About six months after her diagnosis, Stratton said she was back to her “energetic self” — just in time to train for the 2014 Commonwealth Games in Glasgow. For the first time in two years, she said she was back jumping at her best. Stratton set a personal record of 6.7m which qualified her for the Games. Unfortunately, she had to pull out due to a back injury.
In 2016, Stratton jumped 7.05m and broke the Australian women’s world record. That jump, and a win at the National Championships, helped her to qualify for the 2016 Olympics in Rio. She said her diagnosis helped her to get there.
“If things had kept going the way they were, I don’t know how much longer I would have been able to do the sport for,” she said.
‘We Need To Take Gluten Seriously’
Stratton said she thinks many people do not understand the severity of the disease that is often considered a fad or a lifestyle choice, not a lifelong illness. This is a common misconception among Aussies.
A recent survey of 2,330 people in NSW, published in the Medical Journal of Australia, found about 24 per cent of those who were non-coeliac were still eating wheat or gluten-free. About 14 per cent of those were doing so due to sensitivity or adverse symptoms, while the remaining 10 per cent thought it was a healthier lifestyle choice.
Tye-Din said there is little evidence showing this is the case. “There is certainly a large proportion of the population who do have the perception that the gluten-free diet is a healthy lifestyle choice,” he said. “The irony is there is emerging evidence that the opposite happens; that for people who are not Coeliac, a very restricted gluten-free diet may end up being unhealthier if they’re not careful about it.”
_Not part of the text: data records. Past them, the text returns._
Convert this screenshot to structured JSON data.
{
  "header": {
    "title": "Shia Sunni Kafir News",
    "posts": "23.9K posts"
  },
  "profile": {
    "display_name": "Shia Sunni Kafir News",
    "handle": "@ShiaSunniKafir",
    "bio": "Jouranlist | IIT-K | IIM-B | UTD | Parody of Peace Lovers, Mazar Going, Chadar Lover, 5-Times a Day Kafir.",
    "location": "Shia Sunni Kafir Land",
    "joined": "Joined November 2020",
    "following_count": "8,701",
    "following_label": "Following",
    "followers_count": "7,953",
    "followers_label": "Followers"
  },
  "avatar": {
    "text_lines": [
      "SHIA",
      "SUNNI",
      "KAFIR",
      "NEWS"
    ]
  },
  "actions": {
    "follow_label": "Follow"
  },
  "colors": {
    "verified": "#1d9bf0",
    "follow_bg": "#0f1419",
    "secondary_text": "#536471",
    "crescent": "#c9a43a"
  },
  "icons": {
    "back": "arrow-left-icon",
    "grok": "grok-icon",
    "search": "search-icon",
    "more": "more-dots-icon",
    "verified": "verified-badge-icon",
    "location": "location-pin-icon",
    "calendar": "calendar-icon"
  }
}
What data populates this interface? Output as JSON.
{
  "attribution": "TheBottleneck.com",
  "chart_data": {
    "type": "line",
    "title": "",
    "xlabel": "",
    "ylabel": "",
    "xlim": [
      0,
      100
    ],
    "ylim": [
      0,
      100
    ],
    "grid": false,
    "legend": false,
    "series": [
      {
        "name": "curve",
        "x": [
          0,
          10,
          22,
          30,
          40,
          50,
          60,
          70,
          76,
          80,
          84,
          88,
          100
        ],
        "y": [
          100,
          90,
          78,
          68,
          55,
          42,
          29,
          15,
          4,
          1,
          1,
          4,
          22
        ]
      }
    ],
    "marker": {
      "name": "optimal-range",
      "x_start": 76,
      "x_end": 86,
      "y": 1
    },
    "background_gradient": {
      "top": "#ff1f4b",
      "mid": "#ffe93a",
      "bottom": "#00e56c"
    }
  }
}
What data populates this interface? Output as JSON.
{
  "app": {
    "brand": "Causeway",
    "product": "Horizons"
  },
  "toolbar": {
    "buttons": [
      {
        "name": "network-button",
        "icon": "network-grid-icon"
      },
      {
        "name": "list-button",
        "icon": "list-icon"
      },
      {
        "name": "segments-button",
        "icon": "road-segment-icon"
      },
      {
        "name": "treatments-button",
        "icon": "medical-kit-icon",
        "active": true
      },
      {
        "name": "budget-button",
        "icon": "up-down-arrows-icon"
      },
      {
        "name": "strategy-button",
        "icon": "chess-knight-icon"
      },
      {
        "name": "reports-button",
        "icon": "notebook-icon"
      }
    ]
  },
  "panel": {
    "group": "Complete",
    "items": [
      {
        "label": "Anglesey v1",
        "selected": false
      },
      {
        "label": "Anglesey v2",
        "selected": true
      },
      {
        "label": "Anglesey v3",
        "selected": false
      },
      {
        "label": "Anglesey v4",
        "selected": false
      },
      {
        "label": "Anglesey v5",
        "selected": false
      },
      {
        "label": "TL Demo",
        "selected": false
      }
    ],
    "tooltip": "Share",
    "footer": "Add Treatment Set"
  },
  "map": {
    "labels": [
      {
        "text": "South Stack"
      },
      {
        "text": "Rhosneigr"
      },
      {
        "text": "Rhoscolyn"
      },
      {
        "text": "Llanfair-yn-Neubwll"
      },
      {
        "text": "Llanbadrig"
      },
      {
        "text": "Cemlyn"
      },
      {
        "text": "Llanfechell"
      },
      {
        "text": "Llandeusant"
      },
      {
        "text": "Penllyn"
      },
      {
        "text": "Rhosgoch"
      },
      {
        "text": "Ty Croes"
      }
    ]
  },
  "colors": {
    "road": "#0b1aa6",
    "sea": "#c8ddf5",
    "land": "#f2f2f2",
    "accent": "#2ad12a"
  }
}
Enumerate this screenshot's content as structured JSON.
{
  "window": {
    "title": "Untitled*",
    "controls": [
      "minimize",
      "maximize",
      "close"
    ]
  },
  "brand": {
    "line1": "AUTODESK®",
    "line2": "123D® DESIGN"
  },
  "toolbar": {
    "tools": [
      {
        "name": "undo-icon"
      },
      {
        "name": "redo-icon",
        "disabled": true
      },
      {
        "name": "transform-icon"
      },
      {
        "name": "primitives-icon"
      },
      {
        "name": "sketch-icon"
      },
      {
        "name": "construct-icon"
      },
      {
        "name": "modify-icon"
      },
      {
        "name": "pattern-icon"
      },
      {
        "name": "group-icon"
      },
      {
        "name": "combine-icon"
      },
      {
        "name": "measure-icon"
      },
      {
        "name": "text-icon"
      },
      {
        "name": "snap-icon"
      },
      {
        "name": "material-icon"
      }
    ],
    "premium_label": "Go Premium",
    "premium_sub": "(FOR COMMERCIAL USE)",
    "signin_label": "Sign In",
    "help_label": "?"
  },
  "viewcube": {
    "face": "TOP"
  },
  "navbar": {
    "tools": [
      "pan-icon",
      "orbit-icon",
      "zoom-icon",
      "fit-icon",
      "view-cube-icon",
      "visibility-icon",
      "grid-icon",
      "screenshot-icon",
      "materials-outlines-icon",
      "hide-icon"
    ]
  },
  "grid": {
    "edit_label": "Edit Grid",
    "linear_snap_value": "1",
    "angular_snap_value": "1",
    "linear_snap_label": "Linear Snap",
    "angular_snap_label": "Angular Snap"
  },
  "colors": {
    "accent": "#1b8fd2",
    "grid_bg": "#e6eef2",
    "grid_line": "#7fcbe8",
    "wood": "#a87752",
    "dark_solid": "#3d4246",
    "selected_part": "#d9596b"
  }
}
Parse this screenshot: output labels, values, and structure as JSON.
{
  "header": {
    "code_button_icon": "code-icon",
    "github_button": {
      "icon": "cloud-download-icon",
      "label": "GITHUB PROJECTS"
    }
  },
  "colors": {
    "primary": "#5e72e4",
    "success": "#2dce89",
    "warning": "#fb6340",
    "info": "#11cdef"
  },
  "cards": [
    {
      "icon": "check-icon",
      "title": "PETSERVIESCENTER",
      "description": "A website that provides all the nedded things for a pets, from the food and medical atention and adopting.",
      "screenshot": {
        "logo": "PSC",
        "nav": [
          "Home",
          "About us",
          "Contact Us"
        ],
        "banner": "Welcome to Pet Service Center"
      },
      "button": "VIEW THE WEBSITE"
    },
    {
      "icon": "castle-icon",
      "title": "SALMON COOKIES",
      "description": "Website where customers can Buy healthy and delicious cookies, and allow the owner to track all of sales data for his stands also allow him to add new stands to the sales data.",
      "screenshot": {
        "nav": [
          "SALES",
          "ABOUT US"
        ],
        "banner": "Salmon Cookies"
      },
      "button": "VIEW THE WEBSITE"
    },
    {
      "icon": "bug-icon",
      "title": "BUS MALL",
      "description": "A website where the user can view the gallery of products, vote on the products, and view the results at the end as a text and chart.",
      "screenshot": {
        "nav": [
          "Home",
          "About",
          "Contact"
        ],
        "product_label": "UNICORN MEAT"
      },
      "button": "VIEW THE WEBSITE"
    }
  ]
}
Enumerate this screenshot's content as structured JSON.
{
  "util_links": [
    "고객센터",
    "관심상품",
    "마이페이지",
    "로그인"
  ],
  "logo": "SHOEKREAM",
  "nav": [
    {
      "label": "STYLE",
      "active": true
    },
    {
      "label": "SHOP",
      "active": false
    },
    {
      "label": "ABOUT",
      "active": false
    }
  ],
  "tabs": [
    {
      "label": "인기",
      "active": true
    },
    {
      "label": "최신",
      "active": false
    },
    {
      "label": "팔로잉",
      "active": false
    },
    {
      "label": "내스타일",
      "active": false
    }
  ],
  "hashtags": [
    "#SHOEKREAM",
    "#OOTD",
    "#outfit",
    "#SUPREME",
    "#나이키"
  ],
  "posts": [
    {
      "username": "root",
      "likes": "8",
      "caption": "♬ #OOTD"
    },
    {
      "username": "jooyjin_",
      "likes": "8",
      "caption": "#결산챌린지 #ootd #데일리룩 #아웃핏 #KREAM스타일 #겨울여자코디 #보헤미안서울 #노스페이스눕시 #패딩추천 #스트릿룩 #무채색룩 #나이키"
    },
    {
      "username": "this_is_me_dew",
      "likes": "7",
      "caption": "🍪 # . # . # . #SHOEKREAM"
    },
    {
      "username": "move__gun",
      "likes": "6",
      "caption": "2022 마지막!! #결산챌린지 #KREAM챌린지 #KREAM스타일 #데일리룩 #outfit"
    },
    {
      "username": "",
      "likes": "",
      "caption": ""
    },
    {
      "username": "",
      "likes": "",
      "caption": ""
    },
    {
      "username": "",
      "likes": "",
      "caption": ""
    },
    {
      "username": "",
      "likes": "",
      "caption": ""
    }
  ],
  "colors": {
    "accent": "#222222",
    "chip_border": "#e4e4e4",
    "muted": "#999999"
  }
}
He urged the public to see a doctor if they have any symptoms. “A proper diagnosis can be absolutely life-changing,” he said.
Meanwhile, Stratton is training hard to qualify for her second Olympics — Tokyo 2020 — a dream she may never have achieved if it wasn’t for being told to change her diet for her health.